by Colton Campbell
When Spencer Gist was a kid, he had a trampoline in his backyard. He’d flip and flop on it all day, not knowing then that the skills he was learning would enable him to coach a team of cheerleaders to a competitive national stage.
Gist, along with co-coach Sissy Barrett – both of whom are current students at the University of West Georgia – led their youth cheerleading team, the Pro Cheer All Star Peacocks, to the U.S. Finals earlier this year. In competition in Pensacola, the team outscored their competition.
“I love competitive cheerleading and the adrenaline rush you get as an athlete on the floor,” said Gist, who was on the UWG Cheerleading roster for four years in which the co-ed squad won national championships. “But watching our students do well in competition and then come off the mat knowing they’ve done well is, in some ways, even more of an adrenaline rush.”
Barrett, who has also cheered on the UWG Cheerleading team, agreed, saying she’s humbled to have been part of her students’ growth.
“I love watching them develop and grow as athletes,” said Barrett, who plans to graduate next May with a degree in health and community wellness. “They are close on and off the mat. I’ve been in their position and know how excited they are to succeed.”
Gist is studying sport management with a minor in marketing. He also plans to graduate in May 2020 and would like to continue coaching after graduation.
“I’ve always had an interest in physical activity and being able to be in a gym every day is something that really appeals to me,” said Gist, originally from Forsyth County. “I feel like I’m not at work when I’m coaching, so I’d love to start my own gym or help manage an established gym.”
Barrett, on the other hand, would like to continue her studies to become a pediatric physical therapist – a calling she found when her brother was in a car accident several years ago and had to recover with the help of a physical therapist.
“At UWG and in coaching, I’ve learned so much about myself and how to work with younger people,” Barrett said. “I’ve learned to manage my time better, between having a full load of classes every semester and balancing that with a job that requires a lot of my time.
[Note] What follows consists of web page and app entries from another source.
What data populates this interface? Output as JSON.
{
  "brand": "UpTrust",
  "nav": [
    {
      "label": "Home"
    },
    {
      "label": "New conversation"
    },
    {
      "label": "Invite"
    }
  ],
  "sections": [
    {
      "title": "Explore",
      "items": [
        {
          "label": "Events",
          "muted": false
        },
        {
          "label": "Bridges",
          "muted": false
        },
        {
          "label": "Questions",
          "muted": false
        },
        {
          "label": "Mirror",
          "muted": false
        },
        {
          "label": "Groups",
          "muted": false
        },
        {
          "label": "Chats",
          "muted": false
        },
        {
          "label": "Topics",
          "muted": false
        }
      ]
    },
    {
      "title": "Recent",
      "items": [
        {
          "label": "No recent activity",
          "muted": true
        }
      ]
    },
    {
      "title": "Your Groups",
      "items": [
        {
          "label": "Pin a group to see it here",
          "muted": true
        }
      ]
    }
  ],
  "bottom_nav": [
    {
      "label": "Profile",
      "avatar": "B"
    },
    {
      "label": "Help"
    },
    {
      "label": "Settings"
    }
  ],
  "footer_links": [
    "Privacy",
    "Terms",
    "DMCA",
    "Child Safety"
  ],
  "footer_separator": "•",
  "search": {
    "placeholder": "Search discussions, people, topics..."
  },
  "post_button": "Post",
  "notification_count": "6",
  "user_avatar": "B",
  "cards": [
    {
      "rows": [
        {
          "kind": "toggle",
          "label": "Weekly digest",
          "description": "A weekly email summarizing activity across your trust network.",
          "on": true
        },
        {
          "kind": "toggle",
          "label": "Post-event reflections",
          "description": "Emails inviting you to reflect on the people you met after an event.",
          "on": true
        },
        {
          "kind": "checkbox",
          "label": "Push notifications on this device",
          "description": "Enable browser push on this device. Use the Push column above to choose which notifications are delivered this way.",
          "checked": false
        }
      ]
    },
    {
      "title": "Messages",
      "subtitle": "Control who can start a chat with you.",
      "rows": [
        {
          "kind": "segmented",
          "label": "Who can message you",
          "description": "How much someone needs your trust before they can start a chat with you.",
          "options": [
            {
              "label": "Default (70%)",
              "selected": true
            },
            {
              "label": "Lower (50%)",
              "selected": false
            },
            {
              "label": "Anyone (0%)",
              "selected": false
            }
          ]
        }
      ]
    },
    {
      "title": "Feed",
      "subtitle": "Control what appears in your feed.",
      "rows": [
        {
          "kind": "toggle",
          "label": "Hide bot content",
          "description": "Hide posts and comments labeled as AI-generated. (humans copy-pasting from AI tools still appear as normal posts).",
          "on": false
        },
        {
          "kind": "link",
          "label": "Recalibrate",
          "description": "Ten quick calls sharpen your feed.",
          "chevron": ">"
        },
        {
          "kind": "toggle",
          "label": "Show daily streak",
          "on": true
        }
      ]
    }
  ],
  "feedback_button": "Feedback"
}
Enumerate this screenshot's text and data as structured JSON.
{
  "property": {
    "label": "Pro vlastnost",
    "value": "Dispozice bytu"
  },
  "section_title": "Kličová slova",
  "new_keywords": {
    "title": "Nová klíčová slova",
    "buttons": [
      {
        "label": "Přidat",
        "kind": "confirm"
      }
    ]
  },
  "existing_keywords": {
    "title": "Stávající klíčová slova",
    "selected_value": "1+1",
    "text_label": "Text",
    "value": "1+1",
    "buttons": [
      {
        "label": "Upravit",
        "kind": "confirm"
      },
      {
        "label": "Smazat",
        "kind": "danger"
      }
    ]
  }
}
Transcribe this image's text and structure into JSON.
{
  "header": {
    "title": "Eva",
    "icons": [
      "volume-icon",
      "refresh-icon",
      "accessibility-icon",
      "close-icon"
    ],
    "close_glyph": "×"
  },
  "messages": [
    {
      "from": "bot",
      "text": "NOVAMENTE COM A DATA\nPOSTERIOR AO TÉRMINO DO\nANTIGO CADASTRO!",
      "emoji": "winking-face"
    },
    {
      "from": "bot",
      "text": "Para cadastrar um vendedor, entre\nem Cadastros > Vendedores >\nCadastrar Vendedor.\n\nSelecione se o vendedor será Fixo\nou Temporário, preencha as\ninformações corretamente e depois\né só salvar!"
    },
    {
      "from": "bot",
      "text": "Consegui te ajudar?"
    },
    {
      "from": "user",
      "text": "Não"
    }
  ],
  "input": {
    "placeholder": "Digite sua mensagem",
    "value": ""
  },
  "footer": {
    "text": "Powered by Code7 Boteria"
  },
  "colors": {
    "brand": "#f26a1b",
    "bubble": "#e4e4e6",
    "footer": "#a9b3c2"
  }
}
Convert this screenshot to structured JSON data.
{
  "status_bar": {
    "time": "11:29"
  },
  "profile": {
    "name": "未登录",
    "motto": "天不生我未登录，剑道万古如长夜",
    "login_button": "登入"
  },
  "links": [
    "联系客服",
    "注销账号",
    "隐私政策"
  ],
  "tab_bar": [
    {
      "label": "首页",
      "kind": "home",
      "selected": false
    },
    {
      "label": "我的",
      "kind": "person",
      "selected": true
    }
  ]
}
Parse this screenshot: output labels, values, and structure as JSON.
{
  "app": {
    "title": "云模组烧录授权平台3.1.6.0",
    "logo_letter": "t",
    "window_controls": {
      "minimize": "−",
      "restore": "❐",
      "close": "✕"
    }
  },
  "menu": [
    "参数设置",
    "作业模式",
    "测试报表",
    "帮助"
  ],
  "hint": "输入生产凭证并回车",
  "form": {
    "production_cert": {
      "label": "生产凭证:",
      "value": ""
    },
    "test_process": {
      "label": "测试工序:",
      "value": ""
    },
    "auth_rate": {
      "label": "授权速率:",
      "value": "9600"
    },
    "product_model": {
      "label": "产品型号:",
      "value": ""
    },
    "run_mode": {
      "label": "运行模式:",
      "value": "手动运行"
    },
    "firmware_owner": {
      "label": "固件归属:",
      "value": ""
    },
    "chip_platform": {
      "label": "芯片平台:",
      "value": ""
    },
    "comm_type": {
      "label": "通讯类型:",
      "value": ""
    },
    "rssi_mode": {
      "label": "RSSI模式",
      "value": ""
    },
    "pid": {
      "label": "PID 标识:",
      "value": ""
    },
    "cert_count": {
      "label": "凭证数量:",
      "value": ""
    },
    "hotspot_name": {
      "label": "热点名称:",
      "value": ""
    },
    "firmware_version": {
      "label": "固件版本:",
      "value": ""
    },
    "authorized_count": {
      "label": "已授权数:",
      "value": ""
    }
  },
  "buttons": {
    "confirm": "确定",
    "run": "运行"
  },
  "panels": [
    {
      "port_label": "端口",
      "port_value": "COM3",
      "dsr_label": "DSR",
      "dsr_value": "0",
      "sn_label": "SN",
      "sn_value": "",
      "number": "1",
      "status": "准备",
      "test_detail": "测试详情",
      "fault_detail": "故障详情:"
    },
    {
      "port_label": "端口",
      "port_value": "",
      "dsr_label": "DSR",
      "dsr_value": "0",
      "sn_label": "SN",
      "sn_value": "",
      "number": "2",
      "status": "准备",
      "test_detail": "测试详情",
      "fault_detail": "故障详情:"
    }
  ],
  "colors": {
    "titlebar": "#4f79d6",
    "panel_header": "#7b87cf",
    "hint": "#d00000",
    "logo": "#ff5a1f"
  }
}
I’ve also learned a great deal about identifying the strengths and weaknesses of members on a team and how I can work to align everyone where they are most likely to succeed.”
Gist said his coaching philosophy comes from experience: everything he’s told his squad has been told to him as an athlete.
“I’ve been able to customize some of the amazing advice I’ve received from coaches in my life and apply it to the cheerleaders on our squad in a way they can grasp,” Gist said. “Learning those principles and experiencing that structured mindset at UWG helped me apply that to my work with these young kids.”Posted on